Output the entries that follow, word for word.

[Collection entries]
──────────

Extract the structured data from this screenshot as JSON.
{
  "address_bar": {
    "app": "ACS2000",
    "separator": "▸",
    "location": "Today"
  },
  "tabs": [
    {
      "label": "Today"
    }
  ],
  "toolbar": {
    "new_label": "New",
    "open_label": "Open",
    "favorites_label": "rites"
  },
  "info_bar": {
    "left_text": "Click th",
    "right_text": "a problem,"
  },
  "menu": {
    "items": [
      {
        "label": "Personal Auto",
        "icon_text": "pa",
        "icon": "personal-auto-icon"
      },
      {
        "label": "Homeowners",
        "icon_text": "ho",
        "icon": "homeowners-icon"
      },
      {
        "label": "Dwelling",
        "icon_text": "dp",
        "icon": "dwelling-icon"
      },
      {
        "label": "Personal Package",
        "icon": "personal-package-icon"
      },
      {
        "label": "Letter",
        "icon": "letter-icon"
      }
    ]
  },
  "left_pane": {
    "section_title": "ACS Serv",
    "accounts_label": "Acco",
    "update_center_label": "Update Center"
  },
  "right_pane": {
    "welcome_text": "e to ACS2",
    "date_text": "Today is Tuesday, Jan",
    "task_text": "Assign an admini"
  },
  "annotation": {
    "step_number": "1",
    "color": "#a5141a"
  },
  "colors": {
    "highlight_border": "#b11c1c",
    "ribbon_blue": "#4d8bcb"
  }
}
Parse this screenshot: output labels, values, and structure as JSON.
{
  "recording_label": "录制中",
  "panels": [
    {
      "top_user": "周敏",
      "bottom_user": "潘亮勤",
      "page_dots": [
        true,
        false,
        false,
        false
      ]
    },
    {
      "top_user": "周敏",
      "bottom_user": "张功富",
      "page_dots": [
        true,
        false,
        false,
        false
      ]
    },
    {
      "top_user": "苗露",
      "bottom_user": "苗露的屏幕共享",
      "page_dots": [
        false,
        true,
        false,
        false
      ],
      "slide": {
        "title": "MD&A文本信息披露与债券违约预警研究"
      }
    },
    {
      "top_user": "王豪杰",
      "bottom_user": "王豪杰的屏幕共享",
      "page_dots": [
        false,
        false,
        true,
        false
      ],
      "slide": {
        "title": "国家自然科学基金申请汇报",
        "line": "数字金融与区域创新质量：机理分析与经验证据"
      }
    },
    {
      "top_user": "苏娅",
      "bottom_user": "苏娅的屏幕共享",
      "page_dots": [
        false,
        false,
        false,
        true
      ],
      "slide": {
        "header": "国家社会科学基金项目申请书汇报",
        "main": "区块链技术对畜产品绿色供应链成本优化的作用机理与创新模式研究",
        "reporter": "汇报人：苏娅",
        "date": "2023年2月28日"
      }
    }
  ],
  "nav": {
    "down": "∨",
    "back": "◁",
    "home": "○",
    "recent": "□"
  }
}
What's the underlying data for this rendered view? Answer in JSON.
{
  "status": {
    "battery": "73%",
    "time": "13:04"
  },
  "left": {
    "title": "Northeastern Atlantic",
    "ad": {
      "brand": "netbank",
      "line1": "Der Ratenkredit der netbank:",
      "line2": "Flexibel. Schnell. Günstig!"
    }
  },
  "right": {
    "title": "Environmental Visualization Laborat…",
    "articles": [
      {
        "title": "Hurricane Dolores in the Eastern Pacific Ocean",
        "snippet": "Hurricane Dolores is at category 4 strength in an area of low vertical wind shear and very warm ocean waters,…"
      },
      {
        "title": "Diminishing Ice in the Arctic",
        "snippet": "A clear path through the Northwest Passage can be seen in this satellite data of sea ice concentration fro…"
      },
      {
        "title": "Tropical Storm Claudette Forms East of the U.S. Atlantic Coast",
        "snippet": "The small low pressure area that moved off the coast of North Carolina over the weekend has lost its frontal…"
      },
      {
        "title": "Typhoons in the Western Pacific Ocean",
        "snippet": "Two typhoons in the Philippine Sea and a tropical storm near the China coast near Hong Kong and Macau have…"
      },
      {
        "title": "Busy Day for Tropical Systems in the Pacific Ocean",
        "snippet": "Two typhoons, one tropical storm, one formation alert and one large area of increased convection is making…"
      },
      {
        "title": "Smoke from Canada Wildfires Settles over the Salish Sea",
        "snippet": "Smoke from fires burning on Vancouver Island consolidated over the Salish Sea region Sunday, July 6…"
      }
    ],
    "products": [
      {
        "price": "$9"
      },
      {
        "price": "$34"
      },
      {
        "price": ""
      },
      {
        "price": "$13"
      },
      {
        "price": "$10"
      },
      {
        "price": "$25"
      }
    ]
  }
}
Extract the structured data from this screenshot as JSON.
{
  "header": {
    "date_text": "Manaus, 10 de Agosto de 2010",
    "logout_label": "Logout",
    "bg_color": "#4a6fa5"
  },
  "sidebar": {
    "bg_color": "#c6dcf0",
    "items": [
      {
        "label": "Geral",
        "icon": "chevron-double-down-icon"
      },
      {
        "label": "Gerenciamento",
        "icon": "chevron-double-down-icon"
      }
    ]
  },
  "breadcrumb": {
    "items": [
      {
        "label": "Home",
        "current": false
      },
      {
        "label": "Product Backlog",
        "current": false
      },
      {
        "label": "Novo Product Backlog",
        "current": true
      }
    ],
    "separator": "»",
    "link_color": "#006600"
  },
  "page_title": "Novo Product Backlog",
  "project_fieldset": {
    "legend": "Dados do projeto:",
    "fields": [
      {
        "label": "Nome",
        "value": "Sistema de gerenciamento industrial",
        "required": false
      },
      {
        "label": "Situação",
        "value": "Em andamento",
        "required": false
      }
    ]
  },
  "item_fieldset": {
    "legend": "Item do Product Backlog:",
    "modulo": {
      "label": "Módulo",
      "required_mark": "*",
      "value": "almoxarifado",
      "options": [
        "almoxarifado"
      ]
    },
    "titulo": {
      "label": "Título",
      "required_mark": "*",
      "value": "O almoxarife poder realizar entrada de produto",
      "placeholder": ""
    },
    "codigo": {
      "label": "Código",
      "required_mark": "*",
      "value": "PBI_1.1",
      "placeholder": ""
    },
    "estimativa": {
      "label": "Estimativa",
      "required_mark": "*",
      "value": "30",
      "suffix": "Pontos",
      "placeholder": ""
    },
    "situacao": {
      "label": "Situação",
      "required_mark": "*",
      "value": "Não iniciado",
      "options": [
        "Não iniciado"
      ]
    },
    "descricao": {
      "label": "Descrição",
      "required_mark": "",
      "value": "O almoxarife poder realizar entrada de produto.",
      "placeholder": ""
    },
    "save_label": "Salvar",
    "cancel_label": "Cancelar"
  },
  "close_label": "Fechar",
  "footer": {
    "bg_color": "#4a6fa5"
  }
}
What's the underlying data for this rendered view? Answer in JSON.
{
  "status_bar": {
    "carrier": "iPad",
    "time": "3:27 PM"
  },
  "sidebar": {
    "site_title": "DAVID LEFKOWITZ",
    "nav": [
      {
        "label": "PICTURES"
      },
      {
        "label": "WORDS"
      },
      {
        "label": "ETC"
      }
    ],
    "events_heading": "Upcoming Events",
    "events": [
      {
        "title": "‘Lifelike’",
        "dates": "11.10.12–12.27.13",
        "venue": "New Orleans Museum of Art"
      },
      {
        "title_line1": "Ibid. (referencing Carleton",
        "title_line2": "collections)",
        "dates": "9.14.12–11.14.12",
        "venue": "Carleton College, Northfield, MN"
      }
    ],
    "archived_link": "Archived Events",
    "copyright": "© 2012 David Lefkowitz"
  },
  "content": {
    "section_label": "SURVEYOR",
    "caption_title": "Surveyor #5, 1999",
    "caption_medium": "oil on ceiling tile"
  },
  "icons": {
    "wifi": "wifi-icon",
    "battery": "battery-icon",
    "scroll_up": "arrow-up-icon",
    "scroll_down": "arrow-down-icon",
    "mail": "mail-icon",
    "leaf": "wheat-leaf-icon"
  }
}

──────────

=== Answer for this exercise ===
Extract the structured data from this screenshot as JSON.
{
  "address_bar": {
    "app": "ACS2000",
    "separator": "▸",
    "location": "Today"
  },
  "tabs": [
    {
      "label": "Today"
    }
  ],
  "toolbar": {
    "new_label": "New",
    "open_label": "Open",
    "favorites_label": "rites"
  },
  "info_bar": {
    "left_text": "Click th",
    "right_text": "a problem,"
  },
  "menu": {
    "items": [
      {
        "label": "Personal Auto",
        "icon_text": "pa",
        "icon": "personal-auto-icon"
      },
      {
        "label": "Homeowners",
        "icon_text": "ho",
        "icon": "homeowners-icon"
      },
      {
        "label": "Dwelling",
        "icon_text": "dp",
        "icon": "dwelling-icon"
      },
      {
        "label": "Personal Package",
        "icon": "personal-package-icon"
      },
      {
        "label": "Letter",
        "icon": "letter-icon"
      }
    ]
  },
  "left_pane": {
    "section_title": "ACS Serv",
    "accounts_label": "Acco",
    "update_center_label": "Update Center"
  },
  "right_pane": {
    "welcome_text": "e to ACS2",
    "date_text": "Today is Tuesday, Jan",
    "task_text": "Assign an admini"
  },
  "annotation": {
    "step_number": "1",
    "color": "#a5141a"
  },
  "colors": {
    "highlight_border": "#b11c1c",
    "ribbon_blue": "#4d8bcb"
  }
}
Parse this screenshot: output labels, values, and structure as JSON.
{
  "recording_label": "录制中",
  "panels": [
    {
      "top_user": "周敏",
      "bottom_user": "潘亮勤",
      "page_dots": [
        true,
        false,
        false,
        false
      ]
    },
    {
      "top_user": "周敏",
      "bottom_user": "张功富",
      "page_dots": [
        true,
        false,
        false,
        false
      ]
    },
    {
      "top_user": "苗露",
      "bottom_user": "苗露的屏幕共享",
      "page_dots": [
        false,
        true,
        false,
        false
      ],
      "slide": {
        "title": "MD&A文本信息披露与债券违约预警研究"
      }
    },
    {
      "top_user": "王豪杰",
      "bottom_user": "王豪杰的屏幕共享",
      "page_dots": [
        false,
        false,
        true,
        false
      ],
      "slide": {
        "title": "国家自然科学基金申请汇报",
        "line": "数字金融与区域创新质量：机理分析与经验证据"
      }
    },
    {
      "top_user": "苏娅",
      "bottom_user": "苏娅的屏幕共享",
      "page_dots": [
        false,
        false,
        false,
        true
      ],
      "slide": {
        "header": "国家社会科学基金项目申请书汇报",
        "main": "区块链技术对畜产品绿色供应链成本优化的作用机理与创新模式研究",
        "reporter": "汇报人：苏娅",
        "date": "2023年2月28日"
      }
    }
  ],
  "nav": {
    "down": "∨",
    "back": "◁",
    "home": "○",
    "recent": "□"
  }
}
What's the underlying data for this rendered view? Answer in JSON.
{
  "status": {
    "battery": "73%",
    "time": "13:04"
  },
  "left": {
    "title": "Northeastern Atlantic",
    "ad": {
      "brand": "netbank",
      "line1": "Der Ratenkredit der netbank:",
      "line2": "Flexibel. Schnell. Günstig!"
    }
  },
  "right": {
    "title": "Environmental Visualization Laborat…",
    "articles": [
      {
        "title": "Hurricane Dolores in the Eastern Pacific Ocean",
        "snippet": "Hurricane Dolores is at category 4 strength in an area of low vertical wind shear and very warm ocean waters,…"
      },
      {
        "title": "Diminishing Ice in the Arctic",
        "snippet": "A clear path through the Northwest Passage can be seen in this satellite data of sea ice concentration fro…"
      },
      {
        "title": "Tropical Storm Claudette Forms East of the U.S. Atlantic Coast",
        "snippet": "The small low pressure area that moved off the coast of North Carolina over the weekend has lost its frontal…"
      },
      {
        "title": "Typhoons in the Western Pacific Ocean",
        "snippet": "Two typhoons in the Philippine Sea and a tropical storm near the China coast near Hong Kong and Macau have…"
      },
      {
        "title": "Busy Day for Tropical Systems in the Pacific Ocean",
        "snippet": "Two typhoons, one tropical storm, one formation alert and one large area of increased convection is making…"
      },
      {
        "title": "Smoke from Canada Wildfires Settles over the Salish Sea",
        "snippet": "Smoke from fires burning on Vancouver Island consolidated over the Salish Sea region Sunday, July 6…"
      }
    ],
    "products": [
      {
        "price": "$9"
      },
      {
        "price": "$34"
      },
      {
        "price": ""
      },
      {
        "price": "$13"
      },
      {
        "price": "$10"
      },
      {
        "price": "$25"
      }
    ]
  }
}
Extract the structured data from this screenshot as JSON.
{
  "header": {
    "date_text": "Manaus, 10 de Agosto de 2010",
    "logout_label": "Logout",
    "bg_color": "#4a6fa5"
  },
  "sidebar": {
    "bg_color": "#c6dcf0",
    "items": [
      {
        "label": "Geral",
        "icon": "chevron-double-down-icon"
      },
      {
        "label": "Gerenciamento",
        "icon": "chevron-double-down-icon"
      }
    ]
  },
  "breadcrumb": {
    "items": [
      {
        "label": "Home",
        "current": false
      },
      {
        "label": "Product Backlog",
        "current": false
      },
      {
        "label": "Novo Product Backlog",
        "current": true
      }
    ],
    "separator": "»",
    "link_color": "#006600"
  },
  "page_title": "Novo Product Backlog",
  "project_fieldset": {
    "legend": "Dados do projeto:",
    "fields": [
      {
        "label": "Nome",
        "value": "Sistema de gerenciamento industrial",
        "required": false
      },
      {
        "label": "Situação",
        "value": "Em andamento",
        "required": false
      }
    ]
  },
  "item_fieldset": {
    "legend": "Item do Product Backlog:",
    "modulo": {
      "label": "Módulo",
      "required_mark": "*",
      "value": "almoxarifado",
      "options": [
        "almoxarifado"
      ]
    },
    "titulo": {
      "label": "Título",
      "required_mark": "*",
      "value": "O almoxarife poder realizar entrada de produto",
      "placeholder": ""
    },
    "codigo": {
      "label": "Código",
      "required_mark": "*",
      "value": "PBI_1.1",
      "placeholder": ""
    },
    "estimativa": {
      "label": "Estimativa",
      "required_mark": "*",
      "value": "30",
      "suffix": "Pontos",
      "placeholder": ""
    },
    "situacao": {
      "label": "Situação",
      "required_mark": "*",
      "value": "Não iniciado",
      "options": [
        "Não iniciado"
      ]
    },
    "descricao": {
      "label": "Descrição",
      "required_mark": "",
      "value": "O almoxarife poder realizar entrada de produto.",
      "placeholder": ""
    },
    "save_label": "Salvar",
    "cancel_label": "Cancelar"
  },
  "close_label": "Fechar",
  "footer": {
    "bg_color": "#4a6fa5"
  }
}
What's the underlying data for this rendered view? Answer in JSON.
{
  "status_bar": {
    "carrier": "iPad",
    "time": "3:27 PM"
  },
  "sidebar": {
    "site_title": "DAVID LEFKOWITZ",
    "nav": [
      {
        "label": "PICTURES"
      },
      {
        "label": "WORDS"
      },
      {
        "label": "ETC"
      }
    ],
    "events_heading": "Upcoming Events",
    "events": [
      {
        "title": "‘Lifelike’",
        "dates": "11.10.12–12.27.13",
        "venue": "New Orleans Museum of Art"
      },
      {
        "title_line1": "Ibid. (referencing Carleton",
        "title_line2": "collections)",
        "dates": "9.14.12–11.14.12",
        "venue": "Carleton College, Northfield, MN"
      }
    ],
    "archived_link": "Archived Events",
    "copyright": "© 2012 David Lefkowitz"
  },
  "content": {
    "section_label": "SURVEYOR",
    "caption_title": "Surveyor #5, 1999",
    "caption_medium": "oil on ceiling tile"
  },
  "icons": {
    "wifi": "wifi-icon",
    "battery": "battery-icon",
    "scroll_up": "arrow-up-icon",
    "scroll_down": "arrow-down-icon",
    "mail": "mail-icon",
    "leaf": "wheat-leaf-icon"
  }
}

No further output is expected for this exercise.